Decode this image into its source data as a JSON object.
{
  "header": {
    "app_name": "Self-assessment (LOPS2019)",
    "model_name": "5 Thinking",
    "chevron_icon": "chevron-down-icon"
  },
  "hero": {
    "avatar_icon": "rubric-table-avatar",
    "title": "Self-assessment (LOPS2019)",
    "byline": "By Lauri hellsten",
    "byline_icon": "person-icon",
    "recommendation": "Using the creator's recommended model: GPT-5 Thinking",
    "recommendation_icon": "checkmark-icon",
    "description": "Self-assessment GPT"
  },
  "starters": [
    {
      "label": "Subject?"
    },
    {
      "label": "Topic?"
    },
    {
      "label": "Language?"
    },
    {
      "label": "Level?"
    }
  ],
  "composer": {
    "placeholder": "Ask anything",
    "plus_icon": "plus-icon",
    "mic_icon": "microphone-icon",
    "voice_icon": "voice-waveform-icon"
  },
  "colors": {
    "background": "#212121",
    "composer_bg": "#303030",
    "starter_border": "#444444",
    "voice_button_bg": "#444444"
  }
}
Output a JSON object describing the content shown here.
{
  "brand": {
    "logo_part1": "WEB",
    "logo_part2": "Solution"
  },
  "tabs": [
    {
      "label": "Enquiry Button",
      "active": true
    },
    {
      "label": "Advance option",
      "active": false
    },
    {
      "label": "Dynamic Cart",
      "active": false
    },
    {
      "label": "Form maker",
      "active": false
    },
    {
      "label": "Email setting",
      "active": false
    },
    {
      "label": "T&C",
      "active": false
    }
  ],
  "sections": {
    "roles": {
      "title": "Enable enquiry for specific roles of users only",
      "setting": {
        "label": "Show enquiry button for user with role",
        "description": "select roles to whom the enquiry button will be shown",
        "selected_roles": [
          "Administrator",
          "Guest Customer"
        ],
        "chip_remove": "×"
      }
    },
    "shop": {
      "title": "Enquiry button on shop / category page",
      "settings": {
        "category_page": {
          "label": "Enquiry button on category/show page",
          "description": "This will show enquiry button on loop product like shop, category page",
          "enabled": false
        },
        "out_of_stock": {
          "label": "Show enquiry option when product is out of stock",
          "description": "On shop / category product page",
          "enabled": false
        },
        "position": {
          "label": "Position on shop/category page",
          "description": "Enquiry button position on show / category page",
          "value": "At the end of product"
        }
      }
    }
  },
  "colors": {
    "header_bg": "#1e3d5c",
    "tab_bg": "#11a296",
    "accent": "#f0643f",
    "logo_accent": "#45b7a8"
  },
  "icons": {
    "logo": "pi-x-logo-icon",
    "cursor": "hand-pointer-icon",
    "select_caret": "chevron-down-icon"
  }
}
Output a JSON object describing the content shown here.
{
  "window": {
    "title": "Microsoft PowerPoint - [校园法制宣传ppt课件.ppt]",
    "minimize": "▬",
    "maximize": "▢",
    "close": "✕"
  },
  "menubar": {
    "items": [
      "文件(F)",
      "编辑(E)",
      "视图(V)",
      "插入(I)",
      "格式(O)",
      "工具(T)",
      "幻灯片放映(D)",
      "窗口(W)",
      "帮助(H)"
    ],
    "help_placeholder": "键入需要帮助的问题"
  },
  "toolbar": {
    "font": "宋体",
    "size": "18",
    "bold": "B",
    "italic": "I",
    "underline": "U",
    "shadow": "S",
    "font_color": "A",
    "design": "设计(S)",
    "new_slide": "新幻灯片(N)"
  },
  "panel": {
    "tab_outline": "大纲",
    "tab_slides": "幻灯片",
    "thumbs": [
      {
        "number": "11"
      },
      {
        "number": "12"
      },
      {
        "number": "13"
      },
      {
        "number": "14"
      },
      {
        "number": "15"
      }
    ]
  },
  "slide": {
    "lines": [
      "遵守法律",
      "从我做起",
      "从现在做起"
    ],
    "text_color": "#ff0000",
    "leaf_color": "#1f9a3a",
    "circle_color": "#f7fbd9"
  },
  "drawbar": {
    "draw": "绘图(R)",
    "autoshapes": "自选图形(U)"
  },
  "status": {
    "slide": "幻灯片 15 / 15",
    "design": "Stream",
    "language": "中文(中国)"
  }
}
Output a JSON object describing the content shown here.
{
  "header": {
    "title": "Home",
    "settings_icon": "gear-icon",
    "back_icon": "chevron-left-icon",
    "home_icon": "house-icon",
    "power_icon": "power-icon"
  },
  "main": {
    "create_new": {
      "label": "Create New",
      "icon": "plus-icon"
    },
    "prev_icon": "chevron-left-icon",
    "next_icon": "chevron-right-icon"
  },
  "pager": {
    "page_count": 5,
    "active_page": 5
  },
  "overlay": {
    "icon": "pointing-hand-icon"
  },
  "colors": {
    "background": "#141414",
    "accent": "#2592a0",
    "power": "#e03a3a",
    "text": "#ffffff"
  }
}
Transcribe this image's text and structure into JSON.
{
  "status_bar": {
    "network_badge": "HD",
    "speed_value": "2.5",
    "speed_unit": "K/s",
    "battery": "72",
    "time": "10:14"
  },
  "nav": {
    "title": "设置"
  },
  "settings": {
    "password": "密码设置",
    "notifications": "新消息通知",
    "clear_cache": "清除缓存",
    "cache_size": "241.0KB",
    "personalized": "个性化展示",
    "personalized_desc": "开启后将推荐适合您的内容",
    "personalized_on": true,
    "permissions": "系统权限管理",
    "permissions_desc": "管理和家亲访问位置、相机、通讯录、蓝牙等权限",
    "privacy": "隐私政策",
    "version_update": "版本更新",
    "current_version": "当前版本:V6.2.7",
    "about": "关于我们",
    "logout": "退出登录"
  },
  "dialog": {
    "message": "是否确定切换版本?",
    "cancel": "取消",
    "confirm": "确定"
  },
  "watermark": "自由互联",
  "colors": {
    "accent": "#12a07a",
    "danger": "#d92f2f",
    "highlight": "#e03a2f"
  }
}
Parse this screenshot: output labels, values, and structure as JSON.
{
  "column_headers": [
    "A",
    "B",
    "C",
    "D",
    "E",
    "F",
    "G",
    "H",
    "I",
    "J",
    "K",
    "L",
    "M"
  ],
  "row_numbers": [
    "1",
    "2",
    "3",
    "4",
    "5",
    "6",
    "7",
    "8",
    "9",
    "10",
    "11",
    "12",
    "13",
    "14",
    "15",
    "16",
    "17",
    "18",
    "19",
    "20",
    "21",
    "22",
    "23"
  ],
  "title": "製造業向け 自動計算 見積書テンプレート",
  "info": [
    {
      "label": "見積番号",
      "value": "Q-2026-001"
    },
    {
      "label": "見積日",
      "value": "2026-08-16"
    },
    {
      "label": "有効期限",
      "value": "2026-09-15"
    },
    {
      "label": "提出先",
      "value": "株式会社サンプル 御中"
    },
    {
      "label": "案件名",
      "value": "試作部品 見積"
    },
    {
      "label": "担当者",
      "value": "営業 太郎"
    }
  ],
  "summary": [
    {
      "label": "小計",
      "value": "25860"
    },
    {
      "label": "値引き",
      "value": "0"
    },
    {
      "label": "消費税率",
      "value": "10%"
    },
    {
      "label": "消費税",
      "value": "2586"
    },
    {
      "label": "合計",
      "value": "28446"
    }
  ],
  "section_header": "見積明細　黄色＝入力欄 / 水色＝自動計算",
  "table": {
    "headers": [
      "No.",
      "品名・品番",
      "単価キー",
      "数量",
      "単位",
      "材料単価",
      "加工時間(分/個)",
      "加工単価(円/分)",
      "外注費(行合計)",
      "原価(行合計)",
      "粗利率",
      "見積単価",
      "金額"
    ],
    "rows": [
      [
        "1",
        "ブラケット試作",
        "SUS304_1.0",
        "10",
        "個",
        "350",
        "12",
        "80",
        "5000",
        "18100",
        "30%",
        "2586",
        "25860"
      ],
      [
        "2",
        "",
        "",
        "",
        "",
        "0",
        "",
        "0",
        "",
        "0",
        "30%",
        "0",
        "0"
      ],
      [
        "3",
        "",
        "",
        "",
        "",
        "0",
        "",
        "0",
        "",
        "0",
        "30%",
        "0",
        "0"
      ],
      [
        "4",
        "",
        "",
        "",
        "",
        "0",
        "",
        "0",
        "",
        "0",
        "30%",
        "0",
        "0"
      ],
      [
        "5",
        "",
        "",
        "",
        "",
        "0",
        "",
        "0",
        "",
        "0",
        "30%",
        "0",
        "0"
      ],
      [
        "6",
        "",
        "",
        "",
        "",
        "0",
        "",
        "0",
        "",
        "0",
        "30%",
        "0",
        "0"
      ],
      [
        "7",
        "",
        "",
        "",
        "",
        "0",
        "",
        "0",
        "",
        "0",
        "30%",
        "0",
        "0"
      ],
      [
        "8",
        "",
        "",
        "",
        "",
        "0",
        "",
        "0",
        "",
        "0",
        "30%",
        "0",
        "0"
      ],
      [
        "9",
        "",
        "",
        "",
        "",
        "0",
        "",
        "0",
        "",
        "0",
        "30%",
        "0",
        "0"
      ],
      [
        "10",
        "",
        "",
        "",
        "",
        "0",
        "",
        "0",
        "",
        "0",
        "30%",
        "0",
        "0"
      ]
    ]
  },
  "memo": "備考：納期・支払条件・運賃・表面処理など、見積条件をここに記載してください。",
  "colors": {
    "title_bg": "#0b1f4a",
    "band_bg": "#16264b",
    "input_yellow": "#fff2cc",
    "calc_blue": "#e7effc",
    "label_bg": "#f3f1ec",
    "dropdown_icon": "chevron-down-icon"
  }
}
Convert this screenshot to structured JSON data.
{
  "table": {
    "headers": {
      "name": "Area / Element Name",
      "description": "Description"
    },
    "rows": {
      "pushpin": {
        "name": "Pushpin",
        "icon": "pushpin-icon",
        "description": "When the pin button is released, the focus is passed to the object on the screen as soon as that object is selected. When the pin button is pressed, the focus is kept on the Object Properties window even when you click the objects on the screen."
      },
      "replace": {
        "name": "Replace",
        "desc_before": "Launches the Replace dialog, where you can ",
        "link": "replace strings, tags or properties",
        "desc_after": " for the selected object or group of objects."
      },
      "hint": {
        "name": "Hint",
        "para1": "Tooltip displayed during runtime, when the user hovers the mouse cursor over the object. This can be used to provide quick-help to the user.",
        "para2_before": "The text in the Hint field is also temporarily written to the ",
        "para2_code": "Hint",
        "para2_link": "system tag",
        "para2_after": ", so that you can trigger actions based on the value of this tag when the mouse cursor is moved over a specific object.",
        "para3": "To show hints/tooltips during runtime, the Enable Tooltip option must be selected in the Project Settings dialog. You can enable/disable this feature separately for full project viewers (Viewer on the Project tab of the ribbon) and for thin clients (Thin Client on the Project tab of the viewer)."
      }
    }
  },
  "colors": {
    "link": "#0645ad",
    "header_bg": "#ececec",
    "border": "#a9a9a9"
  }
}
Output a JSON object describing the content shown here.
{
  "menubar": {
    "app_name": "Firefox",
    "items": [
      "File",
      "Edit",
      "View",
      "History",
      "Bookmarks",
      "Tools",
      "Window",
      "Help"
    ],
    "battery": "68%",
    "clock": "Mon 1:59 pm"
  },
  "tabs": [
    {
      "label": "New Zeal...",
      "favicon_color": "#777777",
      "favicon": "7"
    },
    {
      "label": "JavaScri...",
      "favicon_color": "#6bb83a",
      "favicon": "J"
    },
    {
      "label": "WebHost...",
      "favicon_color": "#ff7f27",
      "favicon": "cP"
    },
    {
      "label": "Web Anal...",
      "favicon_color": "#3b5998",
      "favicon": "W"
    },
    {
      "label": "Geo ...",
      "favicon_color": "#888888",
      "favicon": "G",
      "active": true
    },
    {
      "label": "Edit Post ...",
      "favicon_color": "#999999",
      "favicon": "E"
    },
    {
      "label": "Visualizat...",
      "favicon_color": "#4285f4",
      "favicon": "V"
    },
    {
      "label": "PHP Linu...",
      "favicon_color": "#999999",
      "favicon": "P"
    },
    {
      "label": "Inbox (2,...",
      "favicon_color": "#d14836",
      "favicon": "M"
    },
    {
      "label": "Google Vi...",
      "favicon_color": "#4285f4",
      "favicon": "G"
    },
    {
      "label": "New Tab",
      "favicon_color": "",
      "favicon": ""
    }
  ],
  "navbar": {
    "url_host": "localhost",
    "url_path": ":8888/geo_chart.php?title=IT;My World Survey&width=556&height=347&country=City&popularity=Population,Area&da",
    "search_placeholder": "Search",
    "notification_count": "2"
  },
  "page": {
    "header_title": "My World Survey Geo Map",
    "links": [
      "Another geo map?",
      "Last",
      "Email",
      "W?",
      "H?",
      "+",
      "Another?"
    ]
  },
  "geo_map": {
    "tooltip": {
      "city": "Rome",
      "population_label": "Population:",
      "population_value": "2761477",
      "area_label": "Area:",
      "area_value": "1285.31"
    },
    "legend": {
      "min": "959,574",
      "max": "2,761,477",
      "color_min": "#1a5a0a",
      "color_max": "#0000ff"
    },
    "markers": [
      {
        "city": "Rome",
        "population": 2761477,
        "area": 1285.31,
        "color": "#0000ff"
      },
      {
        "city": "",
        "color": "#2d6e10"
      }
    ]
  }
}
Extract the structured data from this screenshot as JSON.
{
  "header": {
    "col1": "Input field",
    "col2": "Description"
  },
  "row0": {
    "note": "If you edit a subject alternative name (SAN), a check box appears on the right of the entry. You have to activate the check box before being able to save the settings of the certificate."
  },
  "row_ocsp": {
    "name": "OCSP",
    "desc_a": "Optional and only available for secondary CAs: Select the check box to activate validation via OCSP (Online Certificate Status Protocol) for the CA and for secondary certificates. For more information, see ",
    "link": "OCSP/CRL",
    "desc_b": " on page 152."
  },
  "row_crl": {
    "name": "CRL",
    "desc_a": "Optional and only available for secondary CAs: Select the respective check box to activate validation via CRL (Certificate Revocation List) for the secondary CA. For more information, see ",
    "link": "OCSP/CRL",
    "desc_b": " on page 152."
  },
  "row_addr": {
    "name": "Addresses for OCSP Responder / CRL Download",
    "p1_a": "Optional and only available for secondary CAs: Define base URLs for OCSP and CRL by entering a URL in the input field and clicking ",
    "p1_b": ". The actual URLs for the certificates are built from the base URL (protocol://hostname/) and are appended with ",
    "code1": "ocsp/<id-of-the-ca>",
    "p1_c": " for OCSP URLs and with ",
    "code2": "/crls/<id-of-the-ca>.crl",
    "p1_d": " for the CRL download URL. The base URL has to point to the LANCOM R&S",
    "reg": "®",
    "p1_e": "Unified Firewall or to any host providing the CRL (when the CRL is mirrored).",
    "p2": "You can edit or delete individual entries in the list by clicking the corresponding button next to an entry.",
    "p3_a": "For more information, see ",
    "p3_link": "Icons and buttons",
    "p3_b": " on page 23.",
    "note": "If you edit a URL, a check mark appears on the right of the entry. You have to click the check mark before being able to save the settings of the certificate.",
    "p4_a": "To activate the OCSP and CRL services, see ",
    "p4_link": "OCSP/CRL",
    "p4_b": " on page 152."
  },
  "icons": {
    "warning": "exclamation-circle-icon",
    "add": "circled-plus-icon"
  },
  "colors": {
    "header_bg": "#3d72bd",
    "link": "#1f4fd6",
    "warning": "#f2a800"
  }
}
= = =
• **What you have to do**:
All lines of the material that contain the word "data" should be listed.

• **Response area**:
Decode this image into its source data as a JSON object.
Convert this screenshot to structured JSON data.
Extract the structured data from this screenshot as JSON.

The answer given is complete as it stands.